This was a 'rush' job begun in early December when Gilda (our coordinator) called to say that someone had the nerve to drop out over a month AFTER the exchange deadline, and I was the next one on the waiting list. So I said, "give me a week." and completed them December 8! I'm so very happy to have been bumped into this popular exchange.
I'd been intending to print a woodcut of this snow scene in Aspen, Colorado near my parents' home for a long time, but I never imagined making it so small!

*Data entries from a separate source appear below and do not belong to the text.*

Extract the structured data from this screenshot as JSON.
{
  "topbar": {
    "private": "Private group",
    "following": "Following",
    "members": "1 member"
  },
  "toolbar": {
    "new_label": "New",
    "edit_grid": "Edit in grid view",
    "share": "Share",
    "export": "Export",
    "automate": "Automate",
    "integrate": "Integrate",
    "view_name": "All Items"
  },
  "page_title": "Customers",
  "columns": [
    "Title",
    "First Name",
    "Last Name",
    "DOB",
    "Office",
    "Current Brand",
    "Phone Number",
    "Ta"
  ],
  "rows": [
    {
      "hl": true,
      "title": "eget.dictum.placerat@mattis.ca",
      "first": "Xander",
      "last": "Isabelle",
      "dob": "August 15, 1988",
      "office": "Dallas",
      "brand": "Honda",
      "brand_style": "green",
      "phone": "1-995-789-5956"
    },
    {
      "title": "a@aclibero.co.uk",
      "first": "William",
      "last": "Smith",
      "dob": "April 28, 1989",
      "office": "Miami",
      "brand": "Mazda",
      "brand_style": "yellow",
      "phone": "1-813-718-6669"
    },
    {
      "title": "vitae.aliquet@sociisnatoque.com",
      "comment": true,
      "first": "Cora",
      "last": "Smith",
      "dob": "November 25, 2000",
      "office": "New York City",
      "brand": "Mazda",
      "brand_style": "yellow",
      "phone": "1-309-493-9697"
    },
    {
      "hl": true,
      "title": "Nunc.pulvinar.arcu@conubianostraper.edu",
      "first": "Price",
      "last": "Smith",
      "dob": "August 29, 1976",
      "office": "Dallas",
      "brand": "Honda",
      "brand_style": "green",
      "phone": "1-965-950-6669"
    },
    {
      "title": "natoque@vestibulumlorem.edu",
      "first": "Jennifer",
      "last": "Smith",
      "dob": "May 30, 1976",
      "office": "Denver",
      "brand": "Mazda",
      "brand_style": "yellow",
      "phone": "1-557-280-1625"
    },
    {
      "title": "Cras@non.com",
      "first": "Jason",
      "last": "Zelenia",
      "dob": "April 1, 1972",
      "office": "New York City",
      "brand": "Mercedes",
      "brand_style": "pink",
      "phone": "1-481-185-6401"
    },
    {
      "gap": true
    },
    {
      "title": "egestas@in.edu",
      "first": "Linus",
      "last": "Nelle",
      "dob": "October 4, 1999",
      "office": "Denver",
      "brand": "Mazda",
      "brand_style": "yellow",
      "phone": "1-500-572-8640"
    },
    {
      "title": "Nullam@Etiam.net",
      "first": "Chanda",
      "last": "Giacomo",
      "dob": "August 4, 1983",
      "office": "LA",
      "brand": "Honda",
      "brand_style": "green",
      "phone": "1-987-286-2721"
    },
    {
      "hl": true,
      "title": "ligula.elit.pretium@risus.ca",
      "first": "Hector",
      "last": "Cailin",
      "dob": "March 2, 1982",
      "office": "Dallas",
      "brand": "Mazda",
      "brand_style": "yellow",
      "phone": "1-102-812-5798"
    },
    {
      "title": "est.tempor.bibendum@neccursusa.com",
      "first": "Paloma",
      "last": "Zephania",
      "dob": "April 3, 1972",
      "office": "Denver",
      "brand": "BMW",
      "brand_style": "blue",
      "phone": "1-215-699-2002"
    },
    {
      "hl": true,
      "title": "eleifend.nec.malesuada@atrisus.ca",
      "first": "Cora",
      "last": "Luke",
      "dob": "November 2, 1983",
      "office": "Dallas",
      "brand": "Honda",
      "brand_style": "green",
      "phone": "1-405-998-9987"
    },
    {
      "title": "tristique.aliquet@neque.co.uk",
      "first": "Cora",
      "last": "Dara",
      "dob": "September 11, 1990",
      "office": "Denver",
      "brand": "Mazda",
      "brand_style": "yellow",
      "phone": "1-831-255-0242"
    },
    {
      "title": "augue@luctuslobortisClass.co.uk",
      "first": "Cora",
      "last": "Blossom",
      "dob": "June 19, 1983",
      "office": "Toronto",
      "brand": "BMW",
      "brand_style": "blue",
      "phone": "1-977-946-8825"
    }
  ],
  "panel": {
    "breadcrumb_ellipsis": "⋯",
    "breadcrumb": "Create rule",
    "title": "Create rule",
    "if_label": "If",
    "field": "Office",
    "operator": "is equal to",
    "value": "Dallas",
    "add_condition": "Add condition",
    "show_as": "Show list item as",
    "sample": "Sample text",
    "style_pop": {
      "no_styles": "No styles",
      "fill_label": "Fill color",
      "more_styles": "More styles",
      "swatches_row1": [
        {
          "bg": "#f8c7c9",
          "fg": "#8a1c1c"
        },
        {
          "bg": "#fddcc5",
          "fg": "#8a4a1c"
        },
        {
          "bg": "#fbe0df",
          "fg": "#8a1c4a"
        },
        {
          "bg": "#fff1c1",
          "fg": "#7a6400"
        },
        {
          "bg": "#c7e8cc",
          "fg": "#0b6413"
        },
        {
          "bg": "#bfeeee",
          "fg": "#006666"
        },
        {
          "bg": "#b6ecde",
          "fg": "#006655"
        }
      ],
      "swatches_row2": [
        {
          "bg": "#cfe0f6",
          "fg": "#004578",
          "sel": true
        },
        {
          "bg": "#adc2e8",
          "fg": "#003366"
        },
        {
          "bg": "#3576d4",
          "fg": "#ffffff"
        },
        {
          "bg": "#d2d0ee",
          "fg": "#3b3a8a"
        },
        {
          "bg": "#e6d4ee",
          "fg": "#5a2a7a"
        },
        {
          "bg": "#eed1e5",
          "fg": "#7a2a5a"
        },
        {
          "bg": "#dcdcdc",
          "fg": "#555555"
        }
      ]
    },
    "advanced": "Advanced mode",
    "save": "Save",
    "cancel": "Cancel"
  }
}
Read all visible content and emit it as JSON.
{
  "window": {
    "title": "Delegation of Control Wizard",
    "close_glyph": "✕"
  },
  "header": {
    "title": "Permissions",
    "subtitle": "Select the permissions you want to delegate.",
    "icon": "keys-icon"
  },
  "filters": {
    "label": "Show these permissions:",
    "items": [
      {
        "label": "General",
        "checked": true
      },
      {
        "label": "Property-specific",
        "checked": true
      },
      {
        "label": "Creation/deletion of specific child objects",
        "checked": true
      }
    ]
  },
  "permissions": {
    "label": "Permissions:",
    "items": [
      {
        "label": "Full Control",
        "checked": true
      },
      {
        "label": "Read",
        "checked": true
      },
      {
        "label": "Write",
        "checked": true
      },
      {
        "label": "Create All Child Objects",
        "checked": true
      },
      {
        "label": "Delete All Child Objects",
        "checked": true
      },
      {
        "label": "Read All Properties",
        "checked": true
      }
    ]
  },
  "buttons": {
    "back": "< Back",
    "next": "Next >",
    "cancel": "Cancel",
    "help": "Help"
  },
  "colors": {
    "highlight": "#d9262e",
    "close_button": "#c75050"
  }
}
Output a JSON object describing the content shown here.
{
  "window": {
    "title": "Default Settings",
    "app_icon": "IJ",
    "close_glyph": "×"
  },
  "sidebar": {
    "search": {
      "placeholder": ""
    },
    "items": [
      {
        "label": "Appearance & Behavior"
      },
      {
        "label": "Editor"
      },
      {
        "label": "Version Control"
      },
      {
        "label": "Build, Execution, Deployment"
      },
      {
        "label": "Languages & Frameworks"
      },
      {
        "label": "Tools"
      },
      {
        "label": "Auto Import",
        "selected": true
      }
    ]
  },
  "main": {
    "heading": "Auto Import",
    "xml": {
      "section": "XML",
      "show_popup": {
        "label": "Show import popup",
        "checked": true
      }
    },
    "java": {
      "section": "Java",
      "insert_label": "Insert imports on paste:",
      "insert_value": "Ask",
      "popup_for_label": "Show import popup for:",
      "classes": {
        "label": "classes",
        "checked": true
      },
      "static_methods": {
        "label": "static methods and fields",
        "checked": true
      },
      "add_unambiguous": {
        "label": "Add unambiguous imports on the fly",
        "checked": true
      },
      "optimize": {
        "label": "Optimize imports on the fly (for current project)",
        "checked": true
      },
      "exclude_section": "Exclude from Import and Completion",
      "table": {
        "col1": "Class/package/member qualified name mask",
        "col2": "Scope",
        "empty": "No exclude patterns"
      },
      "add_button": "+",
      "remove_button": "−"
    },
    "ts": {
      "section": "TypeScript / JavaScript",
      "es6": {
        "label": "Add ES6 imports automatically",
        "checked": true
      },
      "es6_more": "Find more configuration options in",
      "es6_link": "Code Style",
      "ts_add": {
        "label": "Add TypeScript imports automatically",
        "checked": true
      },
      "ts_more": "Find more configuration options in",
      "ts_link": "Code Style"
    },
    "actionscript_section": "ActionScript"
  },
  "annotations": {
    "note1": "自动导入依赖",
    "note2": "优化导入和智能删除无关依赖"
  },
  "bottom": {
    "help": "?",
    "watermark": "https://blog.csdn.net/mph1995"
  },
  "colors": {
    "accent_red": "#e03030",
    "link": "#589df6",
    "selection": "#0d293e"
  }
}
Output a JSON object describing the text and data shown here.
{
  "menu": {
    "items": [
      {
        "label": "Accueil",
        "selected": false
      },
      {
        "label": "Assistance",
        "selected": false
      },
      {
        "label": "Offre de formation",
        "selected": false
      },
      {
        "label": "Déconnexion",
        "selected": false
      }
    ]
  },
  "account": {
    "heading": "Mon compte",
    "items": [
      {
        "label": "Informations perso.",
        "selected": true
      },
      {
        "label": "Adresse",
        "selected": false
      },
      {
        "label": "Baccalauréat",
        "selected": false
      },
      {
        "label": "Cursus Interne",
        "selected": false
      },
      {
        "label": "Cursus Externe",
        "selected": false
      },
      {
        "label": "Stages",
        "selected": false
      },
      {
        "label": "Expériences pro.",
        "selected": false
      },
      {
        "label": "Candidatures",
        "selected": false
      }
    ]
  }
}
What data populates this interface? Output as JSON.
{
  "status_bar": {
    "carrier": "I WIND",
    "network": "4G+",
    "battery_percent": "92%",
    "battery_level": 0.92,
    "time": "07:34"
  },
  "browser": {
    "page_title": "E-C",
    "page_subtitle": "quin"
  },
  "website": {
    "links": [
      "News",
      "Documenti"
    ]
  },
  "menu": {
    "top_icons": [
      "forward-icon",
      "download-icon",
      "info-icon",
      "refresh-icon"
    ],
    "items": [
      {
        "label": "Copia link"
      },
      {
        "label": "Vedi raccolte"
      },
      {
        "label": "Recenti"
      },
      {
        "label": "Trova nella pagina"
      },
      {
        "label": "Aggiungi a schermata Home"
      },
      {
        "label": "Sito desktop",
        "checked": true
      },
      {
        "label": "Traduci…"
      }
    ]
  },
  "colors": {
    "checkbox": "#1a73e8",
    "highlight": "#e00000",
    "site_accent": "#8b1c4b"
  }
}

I carved a single plank of cherry wood with my tiniest little tools and used eight colors, printing darker and darker as I reduced the block each time I'd printed all the papers.
They're on Nishinouchi paper from McClain's. Nishinouchi is a relatively thin washi for printmaking and is not the highest quality. It has a lot of variation in thickness over each sheet and a lot of clumps and impurities and the sizing is applied in a sloppy manner with many missed spots, especially around the edges. But it's relatively inexpensive and strong enough to hold up to several over-printings if you're very careful. I did lose two prints to holes where the paper just gave up the ghost in the darker areas. Pigment is Prussian Blue pigment suspension and sumi, both from Daniel Smith mixed into a little home-brewed rice paste I cooked up from Lineco, Inc Neutral pH Pure Rice Starch (McClain's now has some nice Japanese rice starch, too). I jury rigged a primitive sort of double boiler from my hot water pot heating some boiling water and into the shallow boiling water went a Pyrex cup containing of a couple teaspoons of rice starch in a half a cup of water. I stirred the paste mixture occasionally while heating until it became hot, clear, and thick. Then I cooled it and added a good amount of formalin (enough to make my eyes water a little) and the paste has kept well at room temperature in a sealed jar for a month. Without the formalin you'd want to make a fresh batch daily. That's about it -- it's pretty wintery here in Kansas City this time of year. I think the image reflects that winter feeling.